== Work to be completed ==
Please give the number of lines in the material below that contain "username", and provide nothing besides that number.

== Study material ==

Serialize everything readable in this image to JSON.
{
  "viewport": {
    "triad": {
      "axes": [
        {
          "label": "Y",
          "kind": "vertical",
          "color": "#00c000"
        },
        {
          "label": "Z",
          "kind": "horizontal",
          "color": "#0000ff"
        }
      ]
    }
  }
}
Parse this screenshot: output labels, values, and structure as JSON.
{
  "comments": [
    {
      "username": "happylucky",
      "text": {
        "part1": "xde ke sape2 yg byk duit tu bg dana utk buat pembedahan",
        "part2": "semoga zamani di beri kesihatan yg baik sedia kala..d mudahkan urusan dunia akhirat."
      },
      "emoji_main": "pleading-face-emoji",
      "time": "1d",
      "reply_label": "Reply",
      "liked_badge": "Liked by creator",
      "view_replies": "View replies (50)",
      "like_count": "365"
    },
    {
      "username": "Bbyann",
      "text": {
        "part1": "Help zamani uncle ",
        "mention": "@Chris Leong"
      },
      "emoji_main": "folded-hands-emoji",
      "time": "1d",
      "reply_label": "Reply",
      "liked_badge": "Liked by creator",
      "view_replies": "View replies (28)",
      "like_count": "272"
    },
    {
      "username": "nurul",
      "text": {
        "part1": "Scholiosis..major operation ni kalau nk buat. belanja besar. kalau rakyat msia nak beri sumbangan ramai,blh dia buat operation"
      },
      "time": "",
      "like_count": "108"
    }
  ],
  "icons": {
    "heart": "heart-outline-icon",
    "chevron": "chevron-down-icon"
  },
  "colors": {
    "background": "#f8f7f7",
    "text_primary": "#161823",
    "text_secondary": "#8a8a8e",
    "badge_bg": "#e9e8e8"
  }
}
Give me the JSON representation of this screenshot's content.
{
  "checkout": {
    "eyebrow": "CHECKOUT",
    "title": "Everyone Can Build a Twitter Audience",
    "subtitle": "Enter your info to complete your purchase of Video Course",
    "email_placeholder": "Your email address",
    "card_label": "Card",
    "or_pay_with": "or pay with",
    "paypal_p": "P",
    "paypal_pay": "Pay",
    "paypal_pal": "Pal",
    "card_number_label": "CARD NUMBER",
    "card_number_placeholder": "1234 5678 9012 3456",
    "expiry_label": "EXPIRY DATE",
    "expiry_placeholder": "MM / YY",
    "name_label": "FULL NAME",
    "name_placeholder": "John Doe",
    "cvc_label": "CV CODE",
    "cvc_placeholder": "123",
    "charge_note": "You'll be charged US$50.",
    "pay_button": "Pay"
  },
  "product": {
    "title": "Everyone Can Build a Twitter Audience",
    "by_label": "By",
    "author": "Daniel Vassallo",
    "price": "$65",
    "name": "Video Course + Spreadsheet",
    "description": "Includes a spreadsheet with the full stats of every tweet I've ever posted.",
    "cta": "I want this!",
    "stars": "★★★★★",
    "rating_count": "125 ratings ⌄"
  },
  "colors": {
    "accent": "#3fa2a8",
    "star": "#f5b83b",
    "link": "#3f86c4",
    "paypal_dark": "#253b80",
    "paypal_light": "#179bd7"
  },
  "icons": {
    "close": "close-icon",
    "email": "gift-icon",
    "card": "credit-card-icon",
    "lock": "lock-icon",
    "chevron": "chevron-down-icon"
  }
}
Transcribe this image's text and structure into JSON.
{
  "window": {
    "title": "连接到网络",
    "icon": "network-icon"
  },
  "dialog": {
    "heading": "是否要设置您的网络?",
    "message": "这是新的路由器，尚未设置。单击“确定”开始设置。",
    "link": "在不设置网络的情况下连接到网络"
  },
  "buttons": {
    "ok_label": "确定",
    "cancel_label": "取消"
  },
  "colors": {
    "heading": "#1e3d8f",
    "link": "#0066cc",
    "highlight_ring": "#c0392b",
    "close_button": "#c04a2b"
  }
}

== Output of the task ==
3